Dying Light 2

(Image credit: Techland)

Bottom Line 

Dying Light 2: Stay Human isn’t reinventing the wheel, but it didn’t need to; the original did that. If this were the fifth installment in the Dying Light series, I might be looking for more of a change-up, but for a sequel, this hones the rough edges of the original and adds enough new components to keep things interesting for old fans and those just jumping in for the first time.

The multiple endings, large open-world with compelling side quests and Techland’s promise to support Dying Light 2 with added content for at least five years all make this game an easy day one recommendation. I’m dozens of hours in already and despite the murders’ row of games coming out soon, I can’t imagine moving on from Dying Light 2 right now.
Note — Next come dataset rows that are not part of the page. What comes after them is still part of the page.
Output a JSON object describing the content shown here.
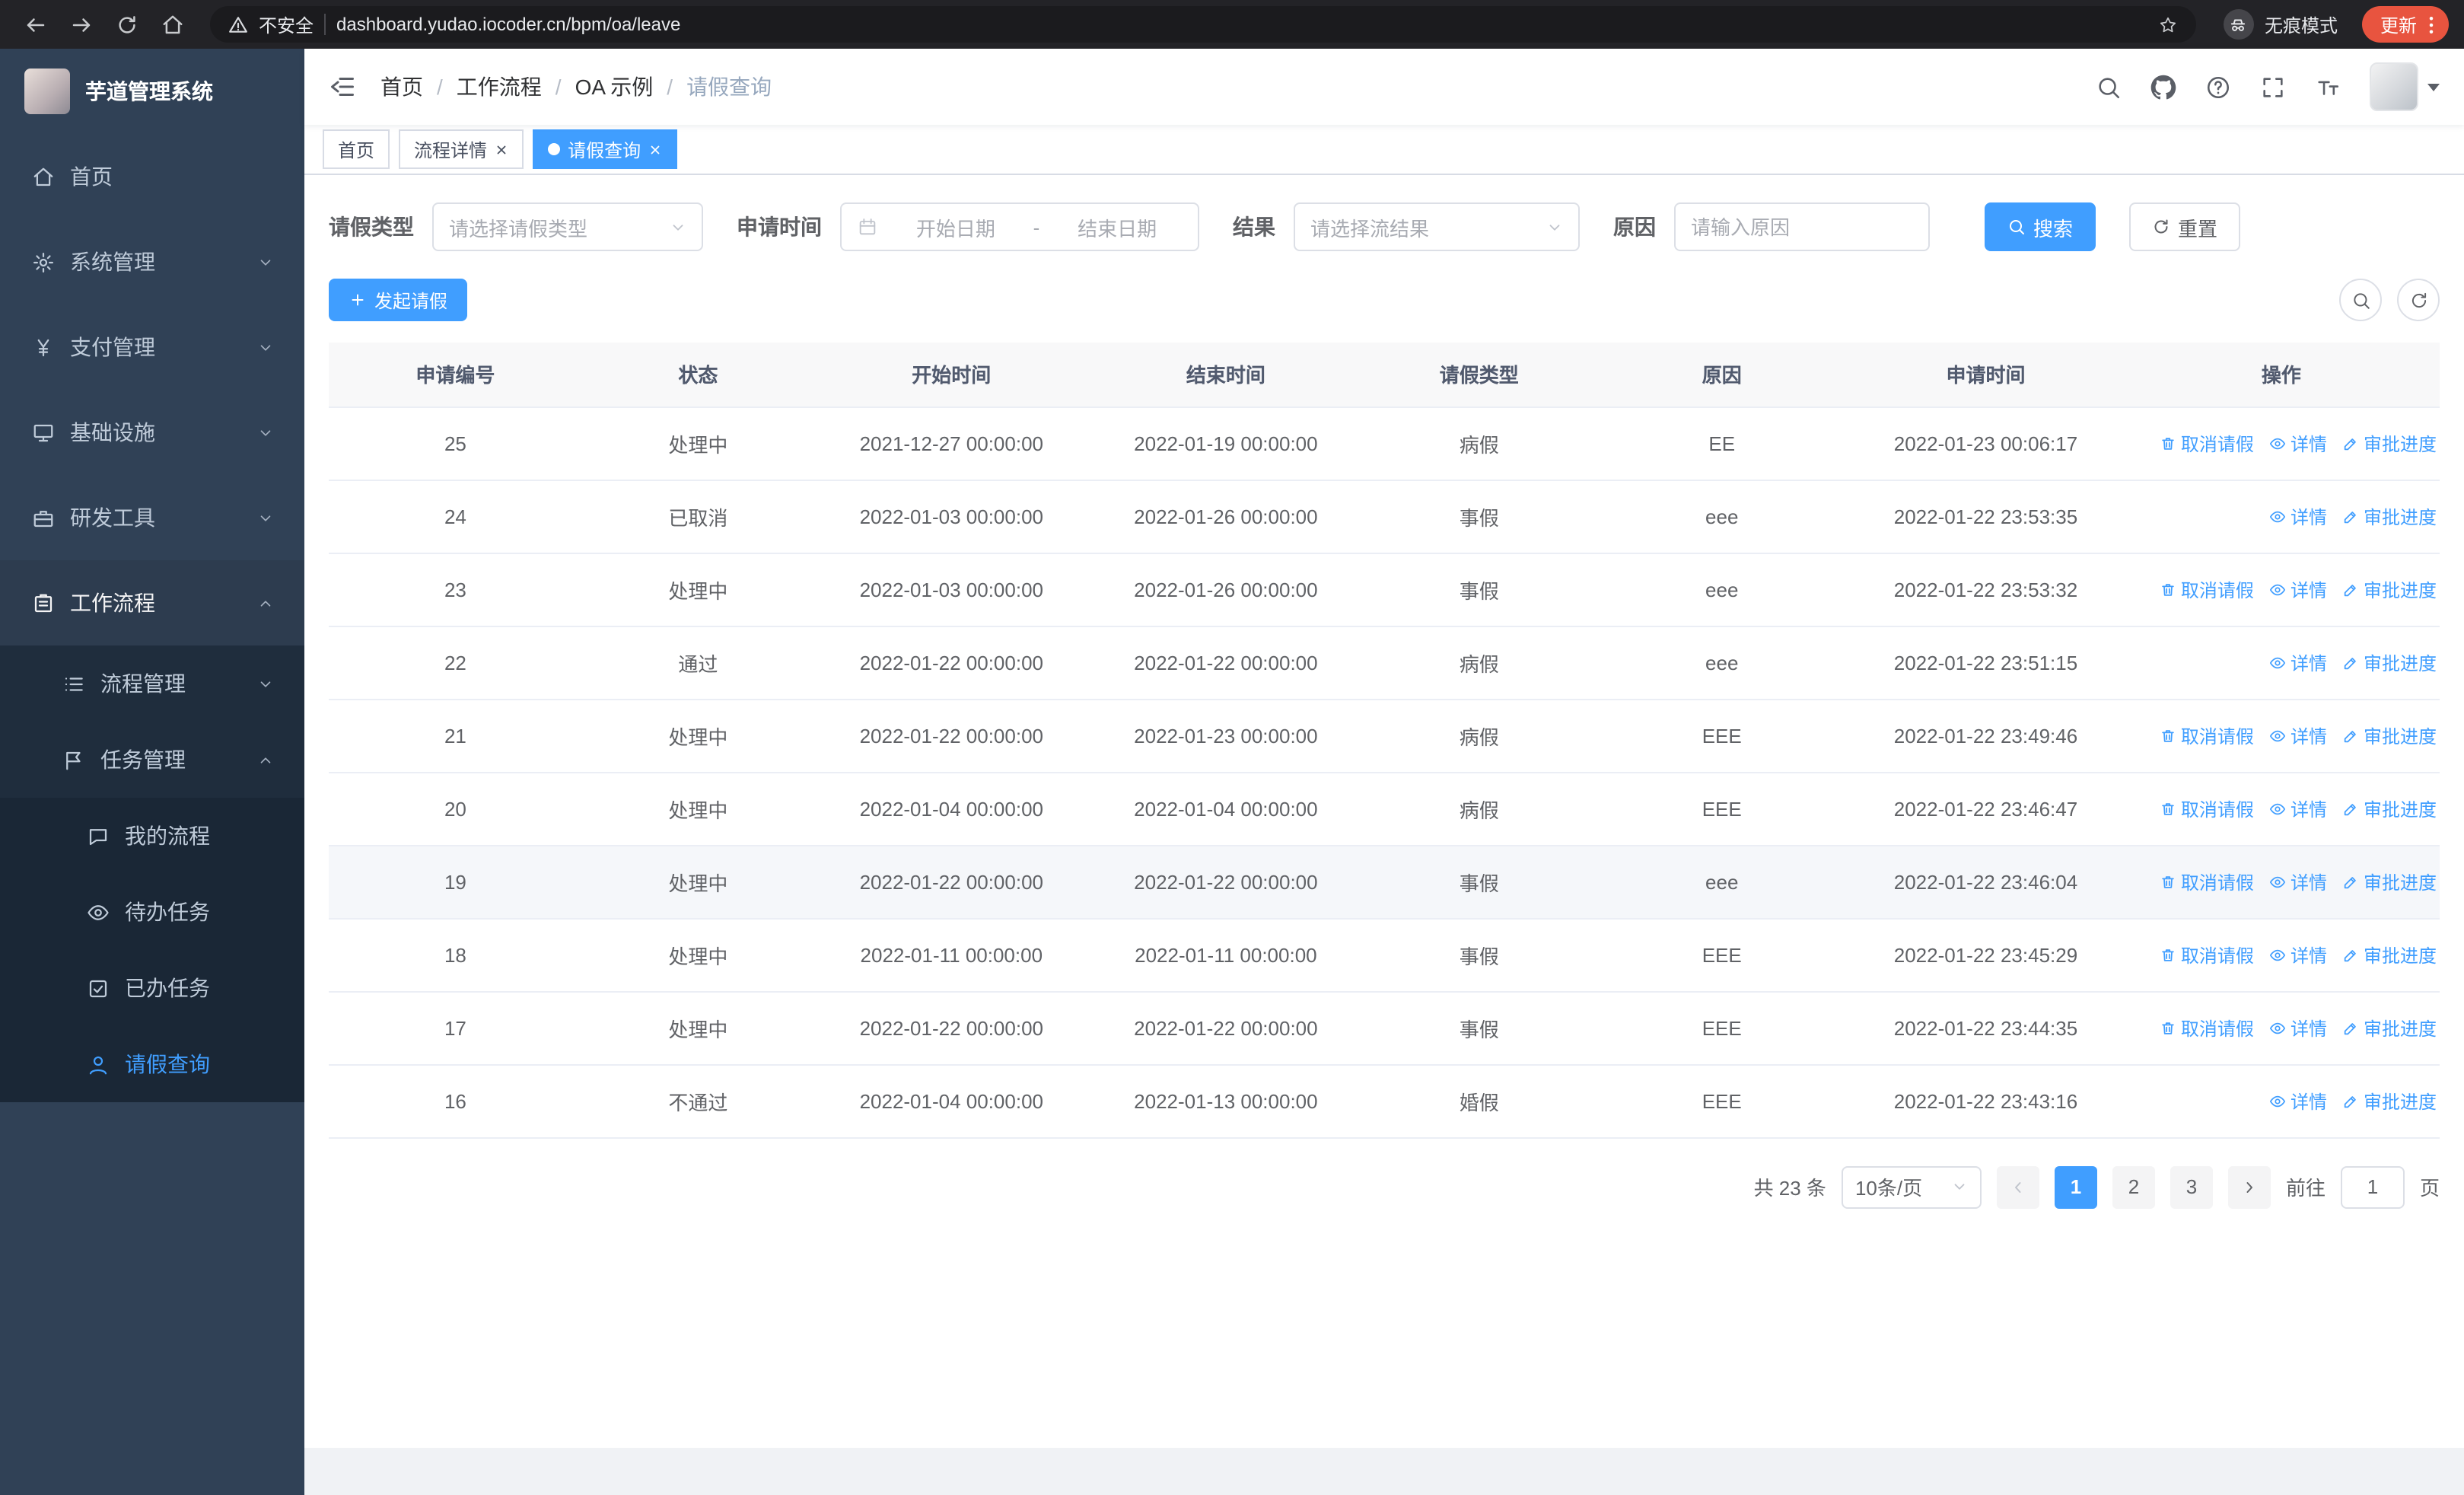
{
  "browser": {
    "security_label": "不安全",
    "url": "dashboard.yudao.iocoder.cn/bpm/oa/leave",
    "incognito_label": "无痕模式",
    "update_label": "更新"
  },
  "sidebar": {
    "logo_title": "芋道管理系统",
    "items": [
      {
        "label": "首页",
        "icon": "home-icon"
      },
      {
        "label": "系统管理",
        "icon": "gear-icon"
      },
      {
        "label": "支付管理",
        "icon": "yen-icon"
      },
      {
        "label": "基础设施",
        "icon": "monitor-icon"
      },
      {
        "label": "研发工具",
        "icon": "briefcase-icon"
      },
      {
        "label": "工作流程",
        "icon": "workflow-icon",
        "expanded": true
      }
    ],
    "workflow_children": [
      {
        "label": "流程管理",
        "icon": "list-icon"
      },
      {
        "label": "任务管理",
        "icon": "flag-icon",
        "expanded": true
      }
    ],
    "task_children": [
      {
        "label": "我的流程",
        "icon": "chat-icon"
      },
      {
        "label": "待办任务",
        "icon": "eye-icon"
      },
      {
        "label": "已办任务",
        "icon": "check-icon"
      },
      {
        "label": "请假查询",
        "icon": "user-icon",
        "active": true
      }
    ]
  },
  "header": {
    "breadcrumb": [
      "首页",
      "工作流程",
      "OA 示例",
      "请假查询"
    ]
  },
  "tabs": [
    {
      "label": "首页",
      "closable": false,
      "active": false
    },
    {
      "label": "流程详情",
      "closable": true,
      "active": false
    },
    {
      "label": "请假查询",
      "closable": true,
      "active": true
    }
  ],
  "filters": {
    "leave_type_label": "请假类型",
    "leave_type_placeholder": "请选择请假类型",
    "apply_time_label": "申请时间",
    "start_placeholder": "开始日期",
    "range_separator": "-",
    "end_placeholder": "结束日期",
    "result_label": "结果",
    "result_placeholder": "请选择流结果",
    "reason_label": "原因",
    "reason_placeholder": "请输入原因",
    "search_label": "搜索",
    "reset_label": "重置"
  },
  "toolbar": {
    "create_label": "发起请假"
  },
  "table": {
    "columns": [
      "申请编号",
      "状态",
      "开始时间",
      "结束时间",
      "请假类型",
      "原因",
      "申请时间",
      "操作"
    ],
    "action_labels": {
      "cancel": "取消请假",
      "detail": "详情",
      "progress": "审批进度"
    },
    "action_icons": {
      "cancel": "delete-icon",
      "detail": "eye-icon",
      "progress": "edit-icon"
    },
    "rows": [
      {
        "id": "25",
        "status": "处理中",
        "start": "2021-12-27 00:00:00",
        "end": "2022-01-19 00:00:00",
        "type": "病假",
        "reason": "EE",
        "apply_time": "2022-01-23 00:06:17",
        "actions": [
          "cancel",
          "detail",
          "progress"
        ]
      },
      {
        "id": "24",
        "status": "已取消",
        "start": "2022-01-03 00:00:00",
        "end": "2022-01-26 00:00:00",
        "type": "事假",
        "reason": "eee",
        "apply_time": "2022-01-22 23:53:35",
        "actions": [
          "detail",
          "progress"
        ]
      },
      {
        "id": "23",
        "status": "处理中",
        "start": "2022-01-03 00:00:00",
        "end": "2022-01-26 00:00:00",
        "type": "事假",
        "reason": "eee",
        "apply_time": "2022-01-22 23:53:32",
        "actions": [
          "cancel",
          "detail",
          "progress"
        ]
      },
      {
        "id": "22",
        "status": "通过",
        "start": "2022-01-22 00:00:00",
        "end": "2022-01-22 00:00:00",
        "type": "病假",
        "reason": "eee",
        "apply_time": "2022-01-22 23:51:15",
        "actions": [
          "detail",
          "progress"
        ]
      },
      {
        "id": "21",
        "status": "处理中",
        "start": "2022-01-22 00:00:00",
        "end": "2022-01-23 00:00:00",
        "type": "病假",
        "reason": "EEE",
        "apply_time": "2022-01-22 23:49:46",
        "actions": [
          "cancel",
          "detail",
          "progress"
        ]
      },
      {
        "id": "20",
        "status": "处理中",
        "start": "2022-01-04 00:00:00",
        "end": "2022-01-04 00:00:00",
        "type": "病假",
        "reason": "EEE",
        "apply_time": "2022-01-22 23:46:47",
        "actions": [
          "cancel",
          "detail",
          "progress"
        ]
      },
      {
        "id": "19",
        "status": "处理中",
        "start": "2022-01-22 00:00:00",
        "end": "2022-01-22 00:00:00",
        "type": "事假",
        "reason": "eee",
        "apply_time": "2022-01-22 23:46:04",
        "actions": [
          "cancel",
          "detail",
          "progress"
        ],
        "highlighted": true
      },
      {
        "id": "18",
        "status": "处理中",
        "start": "2022-01-11 00:00:00",
        "end": "2022-01-11 00:00:00",
        "type": "事假",
        "reason": "EEE",
        "apply_time": "2022-01-22 23:45:29",
        "actions": [
          "cancel",
          "detail",
          "progress"
        ]
      },
      {
        "id": "17",
        "status": "处理中",
        "start": "2022-01-22 00:00:00",
        "end": "2022-01-22 00:00:00",
        "type": "事假",
        "reason": "EEE",
        "apply_time": "2022-01-22 23:44:35",
        "actions": [
          "cancel",
          "detail",
          "progress"
        ]
      },
      {
        "id": "16",
        "status": "不通过",
        "start": "2022-01-04 00:00:00",
        "end": "2022-01-13 00:00:00",
        "type": "婚假",
        "reason": "EEE",
        "apply_time": "2022-01-22 23:43:16",
        "actions": [
          "detail",
          "progress"
        ]
      }
    ]
  },
  "pagination": {
    "total_label": "共 23 条",
    "page_size_label": "10条/页",
    "pages": [
      "1",
      "2",
      "3"
    ],
    "active_page": "1",
    "goto_label": "前往",
    "goto_value": "1",
    "page_unit_label": "页"
  },
  "colors": {
    "accent": "#409eff",
    "sidebar_bg": "#304156",
    "submenu_bg": "#1f2d3d",
    "chrome_bg": "#232327"
  }
}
Sean Riley has been covering tech professionally for over a decade now. Most of that time was as a freelancer covering varied topics including phones, wearables, tablets, smart home devices, laptops, AR, VR, mobile payments, fintech, and more.  Sean is the resident mobile expert at Laptop Mag, specializing in phones and wearables, you'll find plenty of news, reviews, how-to, and opinion pieces on these subjects from him here. But Laptop Mag has also proven a perfect fit for that broad range of interests with reviews and news on the latest laptops, VR games, and computer accessories along with coverage on everything from NFTs to cybersecurity and more.